Exhibits 10.11, 10.12, and 10.13 present the financial statements of Walmart for 2006–2008. Exhibits 4.50–4.52 also present summary financial statements for Walmart, and Exhibit 4.53 presents selected financial statement ratios for Years 2006–2008. (Note: A few of the amounts presented in Chapter 4 for Walmart differ slightly from the amounts provided here because, for purposes of computing financial analysis ratios, the Chapter 4 data have been adjusted slightly to remove the effects of nonrecurring items such as discontinued operations.)
a. If you have programmed your spreadsheet correctly, the projected amount of cash grows steadily from Year +1 to Year +5 and the projected cash balance at the end of Year +5 is a whopping $33,511 million (allow for rounding), which is more than 12.5 percent of total assets. Identify one problem that so much cash could create for the financial management of Walmart.
b. Assume that Walmart will augment its dividend policy by paying out 30 percent of lagged net income plus the amount of excess cash each year (if any). Assume that during Year +1 to Year +5, Walmart will maintain a constant cash balance of $7,275 million (the ending cash balance in 2008). Revise your forecast model spreadsheets to change the financial flexibility account from cash to dividends. Determine the total amount of dividends that Walmart could pay each year under this scenario.
Identify one potential benefit that increased dividends could create for the financial management of Walmart.
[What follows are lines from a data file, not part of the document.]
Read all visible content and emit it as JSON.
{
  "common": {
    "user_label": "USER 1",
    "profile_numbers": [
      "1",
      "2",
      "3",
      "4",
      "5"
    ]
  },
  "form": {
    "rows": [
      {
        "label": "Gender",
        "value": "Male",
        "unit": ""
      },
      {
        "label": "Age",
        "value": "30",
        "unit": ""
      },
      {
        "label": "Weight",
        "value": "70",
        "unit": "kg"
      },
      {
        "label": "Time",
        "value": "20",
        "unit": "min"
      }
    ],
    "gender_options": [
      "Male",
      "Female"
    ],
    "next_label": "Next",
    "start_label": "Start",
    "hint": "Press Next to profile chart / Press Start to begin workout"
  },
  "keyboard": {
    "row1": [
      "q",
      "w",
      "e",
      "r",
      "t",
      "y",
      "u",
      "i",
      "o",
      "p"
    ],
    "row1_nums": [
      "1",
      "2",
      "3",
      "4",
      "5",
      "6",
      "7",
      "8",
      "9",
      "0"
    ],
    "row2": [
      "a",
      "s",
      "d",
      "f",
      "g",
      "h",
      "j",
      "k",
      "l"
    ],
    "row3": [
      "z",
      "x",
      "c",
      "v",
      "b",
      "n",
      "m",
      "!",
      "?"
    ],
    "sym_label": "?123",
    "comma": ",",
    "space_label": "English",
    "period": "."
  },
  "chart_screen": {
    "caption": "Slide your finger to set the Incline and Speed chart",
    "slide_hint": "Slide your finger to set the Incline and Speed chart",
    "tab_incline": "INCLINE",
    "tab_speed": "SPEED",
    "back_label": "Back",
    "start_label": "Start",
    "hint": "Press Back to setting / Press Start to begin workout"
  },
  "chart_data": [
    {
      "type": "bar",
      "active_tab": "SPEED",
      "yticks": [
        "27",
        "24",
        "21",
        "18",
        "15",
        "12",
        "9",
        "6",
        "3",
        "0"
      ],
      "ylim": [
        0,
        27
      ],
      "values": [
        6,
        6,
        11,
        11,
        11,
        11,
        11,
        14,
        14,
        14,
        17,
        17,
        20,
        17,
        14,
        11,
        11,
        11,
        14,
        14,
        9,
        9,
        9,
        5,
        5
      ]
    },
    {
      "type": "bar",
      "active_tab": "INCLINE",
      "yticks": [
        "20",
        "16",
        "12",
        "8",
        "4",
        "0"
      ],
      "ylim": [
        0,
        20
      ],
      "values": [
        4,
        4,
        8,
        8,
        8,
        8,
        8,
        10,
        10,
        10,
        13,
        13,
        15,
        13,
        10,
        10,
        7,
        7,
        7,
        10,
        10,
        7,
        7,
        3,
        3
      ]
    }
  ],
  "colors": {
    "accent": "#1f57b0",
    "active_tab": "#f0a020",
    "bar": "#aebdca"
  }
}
c. Calculate and compare the return on common equity for Walmart using the forecast amounts determined in Parts a and c for Year +1 to Year +5. Why are the two sets of returns different? Which results will Walmart’s common shareholders prefer? Why?